Curiosity and empathy are in my view the two characteristics that underpin resilience, underpin and individual’s ability to either ‘bounce back’ or ‘bounce through’ a difficult event or situation.
So for today I am going to focus on ‘being curious’ and what this might mean for people moving forward through difficult times in their career.
Curious: – “Eager to learn; inquisitiveness” – Oxford Illustrated Dictionary
Curious people are open to new possibilities and fresh perspectives. They are perhaps more alert to changes and what they might mean.
It may be that people who have questions are more motivated to go and seek out answers, even if they end up uncovering a whole new set of questions. A big part of being resilient is first accepting the situation you find yourself in and not staying in a place of ‘denial’. Far easier to maintain ‘denial’ if you are not looking ahead, asking questions and seeking answers.
If this applies to you then it seems likely that your curiosity will extend to people and why they act the way they do. You may find that you don’t necessarily take everything at face value, especially if you perceive someone acting out of character in a stressful situation.
Being curious will likely mean you are continually learning in a way that is easy, and natural for you.
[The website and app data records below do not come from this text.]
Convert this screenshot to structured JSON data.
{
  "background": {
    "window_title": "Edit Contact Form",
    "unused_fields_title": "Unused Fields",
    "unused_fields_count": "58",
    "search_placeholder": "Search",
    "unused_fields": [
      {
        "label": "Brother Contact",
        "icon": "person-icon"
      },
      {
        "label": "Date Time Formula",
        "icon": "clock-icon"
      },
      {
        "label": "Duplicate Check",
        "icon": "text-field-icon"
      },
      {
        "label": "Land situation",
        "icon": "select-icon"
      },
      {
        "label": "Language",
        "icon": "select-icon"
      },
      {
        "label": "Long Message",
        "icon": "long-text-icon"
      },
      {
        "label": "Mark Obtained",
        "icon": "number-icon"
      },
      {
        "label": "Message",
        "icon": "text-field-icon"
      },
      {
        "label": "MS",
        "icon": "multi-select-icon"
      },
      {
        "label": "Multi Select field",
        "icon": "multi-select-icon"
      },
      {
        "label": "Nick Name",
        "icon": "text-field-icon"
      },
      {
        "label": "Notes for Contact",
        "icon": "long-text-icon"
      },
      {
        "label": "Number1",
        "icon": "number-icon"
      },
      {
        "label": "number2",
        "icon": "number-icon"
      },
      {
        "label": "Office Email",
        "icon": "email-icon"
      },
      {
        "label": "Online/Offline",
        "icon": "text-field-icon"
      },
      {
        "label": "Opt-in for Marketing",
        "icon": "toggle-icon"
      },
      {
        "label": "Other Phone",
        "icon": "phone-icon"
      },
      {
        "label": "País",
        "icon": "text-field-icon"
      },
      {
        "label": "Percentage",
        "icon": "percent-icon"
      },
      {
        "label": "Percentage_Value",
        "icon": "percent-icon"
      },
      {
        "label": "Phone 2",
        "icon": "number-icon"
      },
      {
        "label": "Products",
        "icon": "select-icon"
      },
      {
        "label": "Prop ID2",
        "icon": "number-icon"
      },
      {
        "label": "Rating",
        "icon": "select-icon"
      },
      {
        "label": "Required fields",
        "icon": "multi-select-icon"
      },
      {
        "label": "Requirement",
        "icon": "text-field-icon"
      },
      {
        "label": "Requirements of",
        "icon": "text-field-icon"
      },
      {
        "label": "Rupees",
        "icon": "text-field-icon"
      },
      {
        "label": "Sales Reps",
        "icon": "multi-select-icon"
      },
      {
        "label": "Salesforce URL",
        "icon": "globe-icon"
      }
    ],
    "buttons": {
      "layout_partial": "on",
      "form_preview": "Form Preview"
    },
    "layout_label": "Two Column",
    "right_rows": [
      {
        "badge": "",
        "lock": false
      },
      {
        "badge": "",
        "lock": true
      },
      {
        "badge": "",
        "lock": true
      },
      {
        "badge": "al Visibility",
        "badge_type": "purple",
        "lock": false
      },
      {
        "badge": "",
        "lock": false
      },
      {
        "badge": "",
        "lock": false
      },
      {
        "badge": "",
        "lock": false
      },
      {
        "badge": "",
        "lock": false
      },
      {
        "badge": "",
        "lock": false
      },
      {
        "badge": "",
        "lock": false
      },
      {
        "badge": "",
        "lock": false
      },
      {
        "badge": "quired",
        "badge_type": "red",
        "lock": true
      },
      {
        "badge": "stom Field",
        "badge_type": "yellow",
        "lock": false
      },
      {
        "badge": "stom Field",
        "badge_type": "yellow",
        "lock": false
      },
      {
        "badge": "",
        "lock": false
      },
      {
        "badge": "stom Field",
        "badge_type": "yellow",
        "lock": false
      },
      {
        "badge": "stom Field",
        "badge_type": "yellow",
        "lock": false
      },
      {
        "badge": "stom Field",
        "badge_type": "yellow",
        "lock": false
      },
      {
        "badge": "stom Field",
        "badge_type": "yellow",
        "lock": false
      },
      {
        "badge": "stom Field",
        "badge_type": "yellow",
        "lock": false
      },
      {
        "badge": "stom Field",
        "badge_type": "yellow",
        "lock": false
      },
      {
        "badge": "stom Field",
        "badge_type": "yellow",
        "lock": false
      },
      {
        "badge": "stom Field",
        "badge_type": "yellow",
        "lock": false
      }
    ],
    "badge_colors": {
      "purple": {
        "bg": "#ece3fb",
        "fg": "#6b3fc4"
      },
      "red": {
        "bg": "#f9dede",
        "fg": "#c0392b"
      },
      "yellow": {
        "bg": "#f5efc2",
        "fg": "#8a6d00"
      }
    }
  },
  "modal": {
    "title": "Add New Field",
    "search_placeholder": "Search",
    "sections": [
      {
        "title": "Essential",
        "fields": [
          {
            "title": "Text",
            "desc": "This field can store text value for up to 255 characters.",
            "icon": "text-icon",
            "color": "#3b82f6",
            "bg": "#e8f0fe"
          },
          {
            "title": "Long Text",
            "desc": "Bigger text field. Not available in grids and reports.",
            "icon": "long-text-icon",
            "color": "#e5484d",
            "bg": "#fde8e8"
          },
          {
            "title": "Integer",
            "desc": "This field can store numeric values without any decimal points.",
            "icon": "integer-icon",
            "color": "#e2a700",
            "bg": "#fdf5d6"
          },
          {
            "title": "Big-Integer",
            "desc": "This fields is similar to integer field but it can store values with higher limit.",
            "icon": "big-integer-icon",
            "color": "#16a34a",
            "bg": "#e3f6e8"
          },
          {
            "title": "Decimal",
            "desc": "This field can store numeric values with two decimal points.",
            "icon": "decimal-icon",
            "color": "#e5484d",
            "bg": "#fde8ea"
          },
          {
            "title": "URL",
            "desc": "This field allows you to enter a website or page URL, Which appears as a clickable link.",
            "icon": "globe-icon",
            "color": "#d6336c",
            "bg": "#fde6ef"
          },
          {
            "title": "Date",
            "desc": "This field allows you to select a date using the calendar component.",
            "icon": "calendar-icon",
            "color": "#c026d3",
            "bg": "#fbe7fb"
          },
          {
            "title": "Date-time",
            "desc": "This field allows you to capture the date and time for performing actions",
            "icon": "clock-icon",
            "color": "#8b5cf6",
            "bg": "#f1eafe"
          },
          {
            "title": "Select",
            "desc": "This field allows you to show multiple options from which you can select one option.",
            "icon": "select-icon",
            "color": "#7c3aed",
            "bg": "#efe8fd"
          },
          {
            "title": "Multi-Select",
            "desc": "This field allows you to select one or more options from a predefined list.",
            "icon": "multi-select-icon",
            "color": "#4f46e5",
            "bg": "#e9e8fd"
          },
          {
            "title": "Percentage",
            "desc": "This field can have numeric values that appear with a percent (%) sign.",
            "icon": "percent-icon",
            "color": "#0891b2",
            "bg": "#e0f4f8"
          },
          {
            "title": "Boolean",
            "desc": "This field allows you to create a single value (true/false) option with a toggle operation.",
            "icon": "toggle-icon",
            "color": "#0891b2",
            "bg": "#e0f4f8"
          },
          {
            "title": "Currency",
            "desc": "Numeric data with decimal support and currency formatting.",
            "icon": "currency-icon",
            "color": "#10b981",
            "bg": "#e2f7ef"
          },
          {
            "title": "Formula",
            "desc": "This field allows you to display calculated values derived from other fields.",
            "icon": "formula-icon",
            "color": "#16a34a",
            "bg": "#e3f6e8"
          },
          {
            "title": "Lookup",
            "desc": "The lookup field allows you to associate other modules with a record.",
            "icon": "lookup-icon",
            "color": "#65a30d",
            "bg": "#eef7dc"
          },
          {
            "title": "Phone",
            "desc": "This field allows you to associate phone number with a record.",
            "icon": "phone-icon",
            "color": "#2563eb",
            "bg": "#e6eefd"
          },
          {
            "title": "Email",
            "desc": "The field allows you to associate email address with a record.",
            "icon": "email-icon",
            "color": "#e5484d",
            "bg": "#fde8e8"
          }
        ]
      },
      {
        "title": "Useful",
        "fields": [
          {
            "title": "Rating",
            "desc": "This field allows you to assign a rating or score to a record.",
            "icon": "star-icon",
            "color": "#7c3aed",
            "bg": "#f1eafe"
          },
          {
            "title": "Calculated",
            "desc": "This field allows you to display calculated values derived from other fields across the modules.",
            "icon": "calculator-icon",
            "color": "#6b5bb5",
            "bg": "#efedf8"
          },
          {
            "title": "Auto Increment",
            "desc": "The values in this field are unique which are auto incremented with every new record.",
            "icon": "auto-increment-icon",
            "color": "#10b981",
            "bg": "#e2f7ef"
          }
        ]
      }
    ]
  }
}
You will continually be on the lookout for new pieces of information, new ways of doing things, new opportunities and hopefully put yourself in the best place to take advantage of these as they arise.
In times of stress and difficulty your natural curiosity might help you to keep you on an even keel. It is easier to maintain emotional balance and or distance from a situation if you are able to question it. What’s happening here, who can help? What are the implications?
Curiosity can potentially put you in a position of having some control, information and choice within a situation. It can put you ahead of the game. As a career coach when working with people facing redundancy I have observed that the more ‘naturally curious’ people could see the changes coming, ‘the writing on the wall’ and had already started at least planning for them. They had some ideas about what they might do, whilst others were completely ‘shocked’ and almost ‘paralysed’ by the situation. It seemed to take them a little longer to come to terms with the situation and start to move forward.
So, did ‘curiosity really kill the cat?’ I have no idea but it certainly is not going to kill off your career.